#### What the exercise asks:
Scan the data that follows and count the lines with the string "glass"; answer with the count alone.

#### The input:
---
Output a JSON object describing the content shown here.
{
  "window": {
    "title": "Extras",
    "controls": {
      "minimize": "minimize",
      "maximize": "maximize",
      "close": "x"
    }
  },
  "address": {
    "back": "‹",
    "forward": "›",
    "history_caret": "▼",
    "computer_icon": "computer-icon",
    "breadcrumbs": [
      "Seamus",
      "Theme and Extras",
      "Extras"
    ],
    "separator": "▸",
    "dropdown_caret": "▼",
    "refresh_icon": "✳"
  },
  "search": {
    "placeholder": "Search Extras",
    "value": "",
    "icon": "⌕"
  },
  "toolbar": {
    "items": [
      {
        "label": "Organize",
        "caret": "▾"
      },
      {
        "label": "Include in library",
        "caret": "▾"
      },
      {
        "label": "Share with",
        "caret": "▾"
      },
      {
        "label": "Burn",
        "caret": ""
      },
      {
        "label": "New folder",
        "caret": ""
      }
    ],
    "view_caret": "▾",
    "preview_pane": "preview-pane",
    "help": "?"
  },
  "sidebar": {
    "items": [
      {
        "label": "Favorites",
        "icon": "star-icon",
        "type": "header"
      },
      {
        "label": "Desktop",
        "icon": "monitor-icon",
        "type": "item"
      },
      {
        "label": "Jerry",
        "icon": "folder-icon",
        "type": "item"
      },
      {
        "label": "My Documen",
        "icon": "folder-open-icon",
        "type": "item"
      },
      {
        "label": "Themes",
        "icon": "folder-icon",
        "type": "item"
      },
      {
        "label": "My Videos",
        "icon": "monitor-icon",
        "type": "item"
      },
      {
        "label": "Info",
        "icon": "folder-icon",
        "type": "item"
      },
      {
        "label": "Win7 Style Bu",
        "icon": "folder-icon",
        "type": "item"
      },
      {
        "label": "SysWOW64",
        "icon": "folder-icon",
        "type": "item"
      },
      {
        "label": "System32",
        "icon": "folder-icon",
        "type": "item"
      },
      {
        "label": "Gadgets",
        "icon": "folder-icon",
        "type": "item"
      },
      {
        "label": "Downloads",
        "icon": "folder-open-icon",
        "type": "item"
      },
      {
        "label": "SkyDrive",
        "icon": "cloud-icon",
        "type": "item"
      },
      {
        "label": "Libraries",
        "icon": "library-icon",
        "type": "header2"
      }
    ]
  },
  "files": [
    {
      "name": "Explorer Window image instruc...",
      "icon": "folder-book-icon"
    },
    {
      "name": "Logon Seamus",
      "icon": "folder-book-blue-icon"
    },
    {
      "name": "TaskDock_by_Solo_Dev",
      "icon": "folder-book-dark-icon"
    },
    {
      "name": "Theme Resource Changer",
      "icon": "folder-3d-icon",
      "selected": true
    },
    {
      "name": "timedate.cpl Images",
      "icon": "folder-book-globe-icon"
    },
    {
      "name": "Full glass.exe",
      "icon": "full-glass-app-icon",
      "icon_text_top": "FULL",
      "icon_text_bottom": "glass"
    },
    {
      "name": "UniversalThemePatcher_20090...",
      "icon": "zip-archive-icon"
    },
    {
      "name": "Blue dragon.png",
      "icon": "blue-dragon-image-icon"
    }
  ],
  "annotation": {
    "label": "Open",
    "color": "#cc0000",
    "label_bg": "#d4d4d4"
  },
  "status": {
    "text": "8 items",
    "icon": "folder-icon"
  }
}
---
#### The answer:
3